When thinking about The All-New Atom #1, I really can't get past the credits. "Based on Ideas And Concepts Developed By Grant Morrison" seems ... insulting to quite a few people, and an unnecessary credit. Don't creators share ideas as a matter of course? Aren't the creative conferences the Big Two hold specifically for that purpose? First off, it to devalues the Gail Simone's work in making this issue hum along like clockwork with well-written characters that provide the foundation for the Morrisonian Big Ideas. Secondly, if DC wants to start giving credit for "ideas" I would humbly submit that they should start with Julie Schwartz and Gardner Fox ... for make no mistake, this "All-New Atom" is as about new as 1961. This isn't a reinvention, but rather a transplant that is completely in the spirit of the Silver Age sci-fi influenced take on the character.
I suppose I haven't been paying attention as well as I could have, as just the idea of John Byrne's rebooted Doom Patrol was confusing enough for me to write off the characters. Is the idea in Teen Titans #37 that the Brotherhood of Evil was also created by Caulder new? I think it's brilliant, and immediately want to see it explored in a new Doom Patrol (mini)series. I'm madly enjoying their appearance in Teen Titans, and particularly relish the way that Johns is integrating Morrison's take on the characters instead of writing it off as a Vertigo mistake. I'm reading the Morrison run in trade paperback now, and realize that though it was dead weird to it's mad heart ... it was also a superhero story that very much honored the team's original concept.
Years ago, I stumbled onto the Cricket World Cup showing on late night digital cable. I had no idea what the sport's rules were, but I sat enrapt in the action as I slowly pieced it together from commentary and action. Supergirl #7 launches Joe Kelly's run on the book, and I'll generally at least give whatever he writes a try. It ended up being a lot like that World Cup. I jumped feet first into the middle of the storyline, and I must say that although we always talk about convoluted multipart storyarcs being a bar to new readers ... it's sometimes thrilling to hit the ground running and try to figure out the story as it happens. I don't really know what's happening - where the characters are, why they are behaving as they do, and what relation this bears to the Supergirl I am reading and enjoying in Supergirl And The Legion Of Super-Heroes. I can't say it's unpleasant, though, as the stakes are so high and the situation so strained that it's damned fun to race at a breakneck speed hoping to piece it all together at the end. Once you get to kissin' cousins grabbin' ass .... yeah, OK, you hooked me. 'Cause whatever I was expecting to find in this issue, that was not it. I'll certainly give the next issue a try, simply because I love opening up a book and actually being surprised. Heck, I'm not even sure I disagree with Graeme. I'm seeing the same lunacy he is ... I'm just enjoying it.

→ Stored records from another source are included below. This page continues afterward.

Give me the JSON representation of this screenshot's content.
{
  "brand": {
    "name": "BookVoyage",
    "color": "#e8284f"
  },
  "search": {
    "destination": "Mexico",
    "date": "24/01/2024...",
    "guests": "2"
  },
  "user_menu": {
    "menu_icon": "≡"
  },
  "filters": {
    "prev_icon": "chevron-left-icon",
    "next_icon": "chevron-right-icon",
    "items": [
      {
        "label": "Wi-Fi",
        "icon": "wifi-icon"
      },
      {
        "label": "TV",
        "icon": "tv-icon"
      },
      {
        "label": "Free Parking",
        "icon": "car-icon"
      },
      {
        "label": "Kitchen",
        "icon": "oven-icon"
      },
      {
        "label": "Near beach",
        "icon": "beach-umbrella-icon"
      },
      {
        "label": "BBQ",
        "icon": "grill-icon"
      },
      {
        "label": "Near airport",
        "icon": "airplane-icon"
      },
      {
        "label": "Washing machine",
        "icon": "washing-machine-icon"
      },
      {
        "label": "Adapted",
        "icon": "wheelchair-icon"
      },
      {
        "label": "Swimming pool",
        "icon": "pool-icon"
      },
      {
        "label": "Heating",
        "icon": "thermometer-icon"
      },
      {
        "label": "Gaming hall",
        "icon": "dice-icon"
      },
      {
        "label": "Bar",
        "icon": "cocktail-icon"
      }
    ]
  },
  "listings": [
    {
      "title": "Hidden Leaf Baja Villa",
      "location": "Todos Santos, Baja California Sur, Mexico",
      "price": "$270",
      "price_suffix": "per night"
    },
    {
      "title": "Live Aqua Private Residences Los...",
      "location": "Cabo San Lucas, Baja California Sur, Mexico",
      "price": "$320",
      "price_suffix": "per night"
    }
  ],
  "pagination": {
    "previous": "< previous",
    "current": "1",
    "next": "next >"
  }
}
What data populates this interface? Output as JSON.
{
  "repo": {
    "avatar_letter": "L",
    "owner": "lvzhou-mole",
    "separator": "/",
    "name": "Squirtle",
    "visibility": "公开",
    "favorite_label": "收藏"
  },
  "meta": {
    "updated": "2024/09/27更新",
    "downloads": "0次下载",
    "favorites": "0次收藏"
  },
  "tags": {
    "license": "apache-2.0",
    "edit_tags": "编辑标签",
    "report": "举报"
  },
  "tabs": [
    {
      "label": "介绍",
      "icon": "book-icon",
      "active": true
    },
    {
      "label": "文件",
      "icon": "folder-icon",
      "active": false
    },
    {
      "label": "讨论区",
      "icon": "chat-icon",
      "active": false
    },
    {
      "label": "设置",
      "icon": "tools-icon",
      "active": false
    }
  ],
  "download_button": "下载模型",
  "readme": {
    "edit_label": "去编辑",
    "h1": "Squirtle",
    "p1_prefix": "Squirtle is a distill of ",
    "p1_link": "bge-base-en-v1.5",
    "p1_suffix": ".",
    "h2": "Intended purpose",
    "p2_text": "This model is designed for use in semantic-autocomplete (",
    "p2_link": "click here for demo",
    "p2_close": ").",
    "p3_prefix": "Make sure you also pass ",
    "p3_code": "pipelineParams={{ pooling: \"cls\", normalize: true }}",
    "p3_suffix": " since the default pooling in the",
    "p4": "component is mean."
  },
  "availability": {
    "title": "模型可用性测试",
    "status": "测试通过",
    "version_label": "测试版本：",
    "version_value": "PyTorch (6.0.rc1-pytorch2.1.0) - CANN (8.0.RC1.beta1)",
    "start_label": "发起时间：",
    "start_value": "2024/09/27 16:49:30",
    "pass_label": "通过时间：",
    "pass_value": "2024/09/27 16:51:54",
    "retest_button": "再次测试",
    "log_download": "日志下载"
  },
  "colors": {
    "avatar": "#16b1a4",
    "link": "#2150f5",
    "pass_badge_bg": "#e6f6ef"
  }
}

"Not with a bang but a whimper", huh? Is this DC's new editorial policy? Taking long running, successful titles and relaunching them with new #1 issue for no reason whatsoever? And than making sure that the ending arc of the series is written by an editor, is a complicated mess, and completely betrays the excellence the series once had? First we get Bob Harras' godawful JLA swan song, now Paul Levitz' somewhat entertaining run gets co-opted into a piss-poor series finale. I'm not blaming Levitz for this fiasco, however. The cramped, confused nature of this final issue screams editorial fiat, as the end of a complicated arc suddenly needed to be compresses to allow for some pages allowing the series' relaunch in a few month's time. Morrison's JLA and the Goyer/Robinson JSA were great titles that defined an era of DC Comics, and it's a shame to see them both end so shabbily.